The Supreme Judicial Court has ruled the house was built illegally because the building permit was done incorrectly.
The house is not inhabited and the town has ordered it to be torn down.
The tear down order has been challenged in court by the Klines.
The matter concerns the original permitting of the Kline House in South Truro. The State Appeals Court ruled the building permit was invalid.
Chairman of the Truro Board of Selectmen Jay Coburn said the town is asking the Land Court to rule on the matter.
“Town counsel has requested a summary judgement in land court to resolve these issues and we’re awaiting that,” he said. “I believe that we have spent over the last 8 years about $140,000 in legal fees.”
Coburn said there is no way of knowing how much the lawsuit will end up costing the town.
“It’s hard to know what your costs are going to be. You can’t predict how much longer the litigation is going to continue,” he said.
But he said it is important the town stays the course on the suit.
“It’s certainly very important for the town to uphold our zoning bylaws and make sure they are enforced. While the cost has been significant over the last years, there have been lots of dimensions to the legal case,” Coburn said. “I can only imagine what the Kline family has been spending on their lawyers, I would gather probably a lot more than the Town of Truro has been spending on ours.”

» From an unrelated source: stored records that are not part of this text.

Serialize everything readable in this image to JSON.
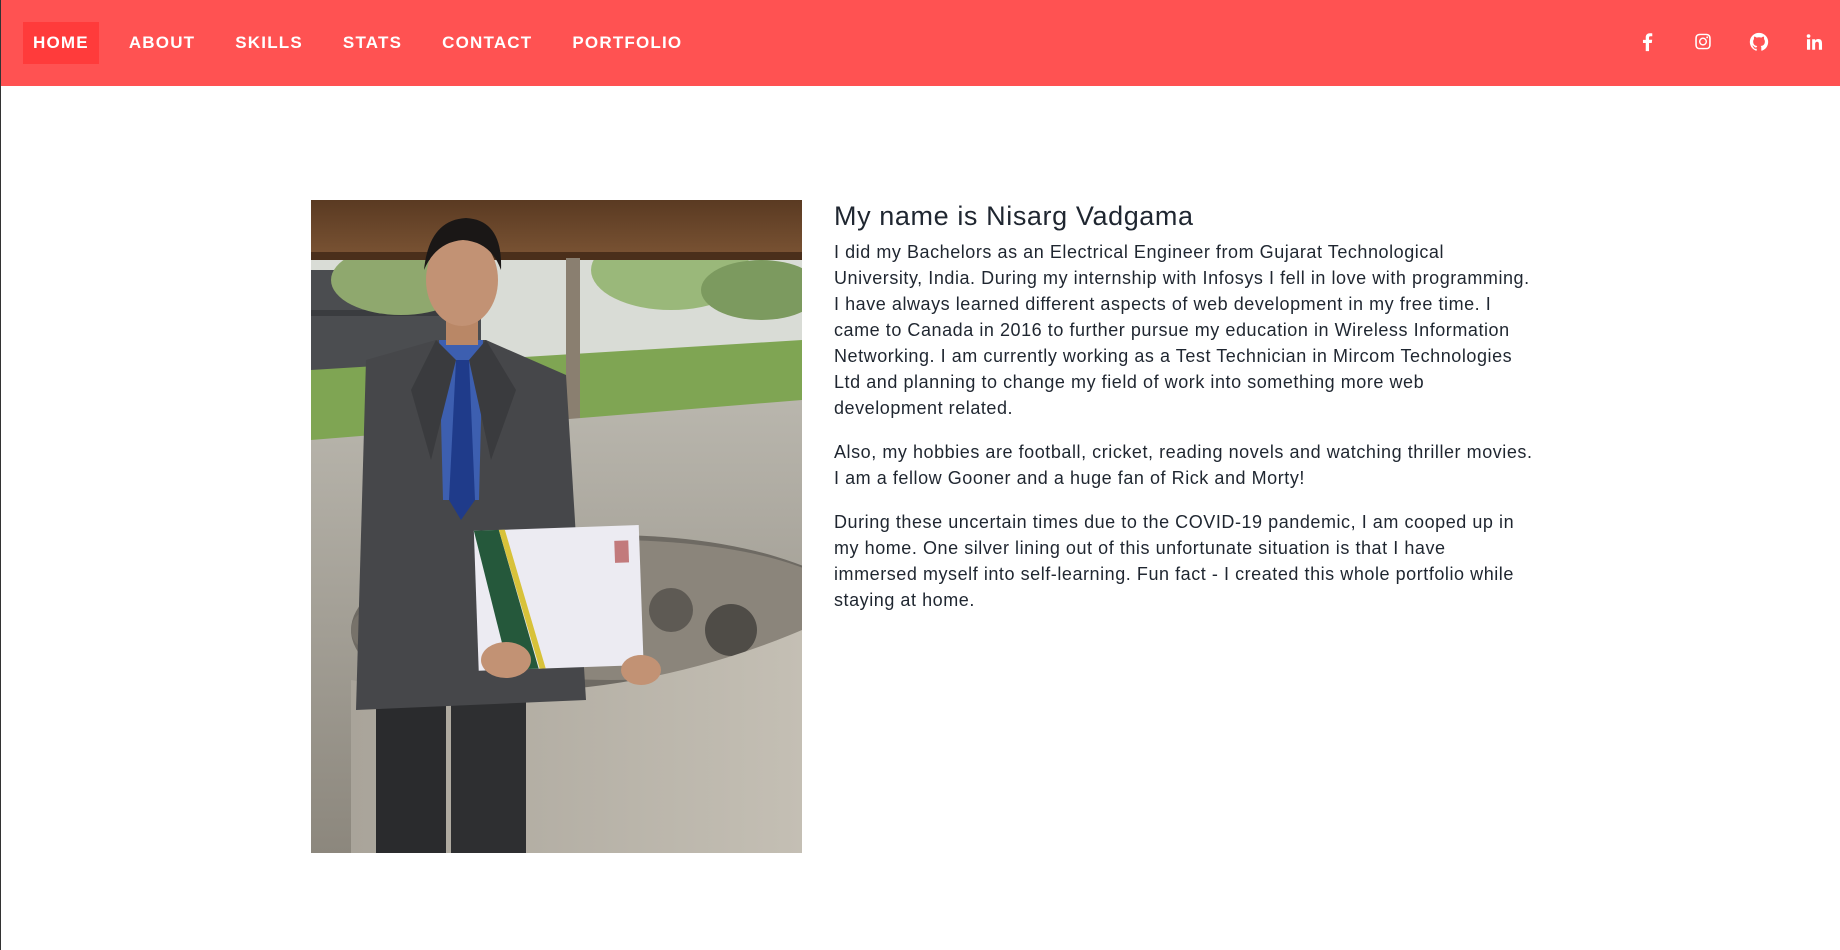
{
  "nav": {
    "items": [
      {
        "label": "HOME",
        "active": true
      },
      {
        "label": "ABOUT",
        "active": false
      },
      {
        "label": "SKILLS",
        "active": false
      },
      {
        "label": "STATS",
        "active": false
      },
      {
        "label": "CONTACT",
        "active": false
      },
      {
        "label": "PORTFOLIO",
        "active": false
      }
    ],
    "social": [
      "facebook-icon",
      "instagram-icon",
      "github-icon",
      "linkedin-icon"
    ]
  },
  "about": {
    "heading": "My name is Nisarg Vadgama",
    "paragraphs": [
      "I did my Bachelors as an Electrical Engineer from Gujarat Technological University, India. During my internship with Infosys I fell in love with programming. I have always learned different aspects of web development in my free time. I came to Canada in 2016 to further pursue my education in Wireless Information Networking. I am currently working as a Test Technician in Mircom Technologies Ltd and planning to change my field of work into something more web development related.",
      "Also, my hobbies are football, cricket, reading novels and watching thriller movies. I am a fellow Gooner and a huge fan of Rick and Morty!",
      "During these uncertain times due to the COVID-19 pandemic, I am cooped up in my home. One silver lining out of this unfortunate situation is that I have immersed myself into self-learning. Fun fact - I created this whole portfolio while staying at home."
    ]
  },
  "colors": {
    "navbar": "#ff5252",
    "active_nav": "#ff3b3b",
    "text": "#1f2630"
  }
}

Neighbors who opposed construction of the house were concerned that it would diminish views of landscapes that may have inspired Hopper.